For Pakistanis, this shameful period of history should serve as a reminder that their government and military were responsible for the massacre of thousands of their Bengali Muslim brethren, which will remain in the hearts and minds of millions of Bangladeshis for years to come. Additionally, West Pakistan’s failure to maintain unity between them and their Eastern counterparts for longer than 24 years is an embarrassing example of political pragmatism based upon nationalism, while dressed up under the guise of ‘Muslim unity’.
For Bangladeshis, this piece of history should serve as a reminder that their nationalist aspirations and alliance with India came at an unfortunate and bloody price, and that the Pakistanis of today should not be held responsible for the crimes of their forefathers.
In Bangladesh, the Liberation War of 1971 and Independence Day is religiously celebrated by millions. Within the educational curriculum, there is an emphasis of a cultural struggle against the ‘colonial’ Pakistanis which was centred on the preservation of Bengali tradition, heritage and language.
However in Pakistan, the deafening silence regarding the events of 1971 within academic and political discourse, one could argue, is indicative of the country’s tacit admission of guilt. This is further exemplified by the propaganda spread by West Pakistan at the time that East Pakistanis were apostating and becoming Hindus while allying with India, which is still parroted by some to this day.
But in the context of how the above continues to influence the dynamics between British Pakistanis and Bangladeshis is glaringly obvious for me. It goes without saying that beneath the “machi paan” and “dhal roti” jokes, historical grievances and complexes still shape how these two groups perceive each other.
It is a common mindset among many Bangladeshis that Pakistanis are generally arrogant, untrustworthy, and prone to oppression and racism. Similarly, many Pakistanis perceive Bangladeshis as inferior, physically weak, and yes, usually short and dark skinned. And this poisonous distrust that many Bangladeshis have, and this arrogant superiority complex that many Pakistanis espouse was ultimately born out of one thing – nationalism, or asabiyya in Arabic – a disease which was unequivocally condemned and cursed by the same Prophet who is beloved to both groups.

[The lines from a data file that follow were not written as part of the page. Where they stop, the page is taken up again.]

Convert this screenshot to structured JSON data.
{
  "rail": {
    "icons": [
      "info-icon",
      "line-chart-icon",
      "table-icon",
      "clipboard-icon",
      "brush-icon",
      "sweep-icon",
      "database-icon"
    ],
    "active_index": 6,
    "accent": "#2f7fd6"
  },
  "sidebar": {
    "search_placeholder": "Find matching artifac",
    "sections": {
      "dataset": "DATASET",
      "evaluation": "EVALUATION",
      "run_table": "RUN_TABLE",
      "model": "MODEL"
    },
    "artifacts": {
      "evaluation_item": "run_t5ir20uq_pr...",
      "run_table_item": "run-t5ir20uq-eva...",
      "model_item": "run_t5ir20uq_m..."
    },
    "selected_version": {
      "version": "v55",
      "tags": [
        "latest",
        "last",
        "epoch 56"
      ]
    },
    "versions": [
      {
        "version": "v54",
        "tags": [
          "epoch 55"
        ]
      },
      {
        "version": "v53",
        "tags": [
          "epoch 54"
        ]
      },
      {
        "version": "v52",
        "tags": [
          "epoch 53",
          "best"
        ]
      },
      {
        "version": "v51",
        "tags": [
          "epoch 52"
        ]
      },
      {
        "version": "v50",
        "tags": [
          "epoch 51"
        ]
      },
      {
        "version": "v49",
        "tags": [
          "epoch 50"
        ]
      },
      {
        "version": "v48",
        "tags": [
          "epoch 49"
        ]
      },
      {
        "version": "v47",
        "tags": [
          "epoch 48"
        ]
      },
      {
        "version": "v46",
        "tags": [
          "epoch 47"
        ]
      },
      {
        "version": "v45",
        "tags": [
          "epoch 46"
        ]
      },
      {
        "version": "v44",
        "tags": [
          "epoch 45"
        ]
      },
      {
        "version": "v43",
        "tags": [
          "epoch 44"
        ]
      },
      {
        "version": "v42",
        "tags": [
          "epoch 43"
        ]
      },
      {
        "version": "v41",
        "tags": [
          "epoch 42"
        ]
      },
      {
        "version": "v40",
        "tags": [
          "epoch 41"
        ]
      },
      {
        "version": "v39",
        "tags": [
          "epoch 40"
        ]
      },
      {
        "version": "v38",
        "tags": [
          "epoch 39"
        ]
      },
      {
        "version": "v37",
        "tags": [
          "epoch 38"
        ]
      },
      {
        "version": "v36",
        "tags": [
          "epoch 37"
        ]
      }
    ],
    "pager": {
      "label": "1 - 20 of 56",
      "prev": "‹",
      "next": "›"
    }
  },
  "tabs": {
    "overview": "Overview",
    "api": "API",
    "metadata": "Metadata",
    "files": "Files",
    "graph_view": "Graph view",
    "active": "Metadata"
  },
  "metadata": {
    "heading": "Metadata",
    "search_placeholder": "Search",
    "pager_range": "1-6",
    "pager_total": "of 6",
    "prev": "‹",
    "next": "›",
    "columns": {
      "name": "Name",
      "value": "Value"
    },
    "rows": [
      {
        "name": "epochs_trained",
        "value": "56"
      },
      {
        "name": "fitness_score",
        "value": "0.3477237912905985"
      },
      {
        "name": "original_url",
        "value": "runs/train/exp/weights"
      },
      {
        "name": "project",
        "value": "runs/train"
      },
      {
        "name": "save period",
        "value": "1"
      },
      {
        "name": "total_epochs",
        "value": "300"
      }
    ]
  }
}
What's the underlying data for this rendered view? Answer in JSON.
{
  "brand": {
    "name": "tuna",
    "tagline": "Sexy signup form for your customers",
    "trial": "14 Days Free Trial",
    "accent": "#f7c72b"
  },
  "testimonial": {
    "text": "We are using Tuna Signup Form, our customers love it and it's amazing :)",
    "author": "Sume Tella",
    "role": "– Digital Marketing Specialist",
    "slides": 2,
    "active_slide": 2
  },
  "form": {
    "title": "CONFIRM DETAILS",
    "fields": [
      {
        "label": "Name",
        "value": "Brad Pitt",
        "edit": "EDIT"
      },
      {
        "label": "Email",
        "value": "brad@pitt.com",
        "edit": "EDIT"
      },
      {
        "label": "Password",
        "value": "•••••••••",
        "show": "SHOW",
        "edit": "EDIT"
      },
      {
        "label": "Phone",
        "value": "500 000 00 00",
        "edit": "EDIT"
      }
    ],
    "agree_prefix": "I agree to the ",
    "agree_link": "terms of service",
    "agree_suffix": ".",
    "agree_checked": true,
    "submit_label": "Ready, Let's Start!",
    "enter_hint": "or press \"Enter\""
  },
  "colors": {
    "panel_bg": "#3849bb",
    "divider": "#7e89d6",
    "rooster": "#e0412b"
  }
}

In my humble opinion, and I will most likely be labelled a razakar (traitor) by many Bangladeshis for saying this, but there was only one real victor in the war on 1971 – and that was India. India successfully managed to eradicate a significant military threat on its eastern frontier by turning it into a proxy, whilst capitalising on West Pakistan’s weakness in other fronts during that period. The nightmare of a united Pakistan on its eastern and western borders which could simultaneously carry out air and ground raids in the situation of total war gave India sleepless nights. Therefore, what better outcome could India have wished for than to turn a hostile East Pakistan to a subservient Bangladesh by successfully amputating one of Pakistan’s limbs?
The underlying tribalism that shapes the Pakistani psyche towards their Bangladeshi brethren, is no different to how the predominantly powerful and wealthy Punjabi elite perceive Muhajirs, Balochis, Pathans, Sindhis, Sheedis and other ethnicities that fall under their fragile ‘national’ identity. This toxic mindset will remain an obstacle towards unity and collective prosperity if it continues to dominate the thinking of the ruling elite and the wider populace. And such resentments held by these aggrieved groups will only act as a gateway for external powers like India, the US and Israel to use these legitimate grievances to agitate separatist aspirations and to de-stabilise Pakistan.